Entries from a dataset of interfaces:

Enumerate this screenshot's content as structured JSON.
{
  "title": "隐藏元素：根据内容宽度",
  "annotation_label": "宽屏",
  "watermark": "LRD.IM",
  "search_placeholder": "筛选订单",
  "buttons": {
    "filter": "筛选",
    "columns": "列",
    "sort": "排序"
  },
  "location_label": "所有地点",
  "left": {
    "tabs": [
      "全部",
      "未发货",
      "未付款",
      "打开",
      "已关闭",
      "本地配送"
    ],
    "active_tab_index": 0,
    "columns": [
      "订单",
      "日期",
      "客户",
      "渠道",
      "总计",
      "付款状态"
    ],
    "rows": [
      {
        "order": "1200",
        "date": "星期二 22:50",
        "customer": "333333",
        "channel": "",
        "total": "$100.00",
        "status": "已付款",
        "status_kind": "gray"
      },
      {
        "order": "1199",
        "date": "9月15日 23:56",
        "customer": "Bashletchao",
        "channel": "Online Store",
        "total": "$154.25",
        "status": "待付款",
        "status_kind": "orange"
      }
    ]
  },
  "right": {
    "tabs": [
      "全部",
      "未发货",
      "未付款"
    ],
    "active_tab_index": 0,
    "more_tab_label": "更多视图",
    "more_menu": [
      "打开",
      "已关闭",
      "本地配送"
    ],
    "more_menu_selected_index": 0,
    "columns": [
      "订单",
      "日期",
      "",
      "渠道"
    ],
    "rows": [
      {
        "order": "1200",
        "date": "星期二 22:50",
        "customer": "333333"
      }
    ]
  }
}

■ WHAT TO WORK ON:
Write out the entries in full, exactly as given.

■ TASK RESULT:
Enumerate this screenshot's content as structured JSON.
{
  "title": "隐藏元素：根据内容宽度",
  "annotation_label": "宽屏",
  "watermark": "LRD.IM",
  "search_placeholder": "筛选订单",
  "buttons": {
    "filter": "筛选",
    "columns": "列",
    "sort": "排序"
  },
  "location_label": "所有地点",
  "left": {
    "tabs": [
      "全部",
      "未发货",
      "未付款",
      "打开",
      "已关闭",
      "本地配送"
    ],
    "active_tab_index": 0,
    "columns": [
      "订单",
      "日期",
      "客户",
      "渠道",
      "总计",
      "付款状态"
    ],
    "rows": [
      {
        "order": "1200",
        "date": "星期二 22:50",
        "customer": "333333",
        "channel": "",
        "total": "$100.00",
        "status": "已付款",
        "status_kind": "gray"
      },
      {
        "order": "1199",
        "date": "9月15日 23:56",
        "customer": "Bashletchao",
        "channel": "Online Store",
        "total": "$154.25",
        "status": "待付款",
        "status_kind": "orange"
      }
    ]
  },
  "right": {
    "tabs": [
      "全部",
      "未发货",
      "未付款"
    ],
    "active_tab_index": 0,
    "more_tab_label": "更多视图",
    "more_menu": [
      "打开",
      "已关闭",
      "本地配送"
    ],
    "more_menu_selected_index": 0,
    "columns": [
      "订单",
      "日期",
      "",
      "渠道"
    ],
    "rows": [
      {
        "order": "1200",
        "date": "星期二 22:50",
        "customer": "333333"
      }
    ]
  }
}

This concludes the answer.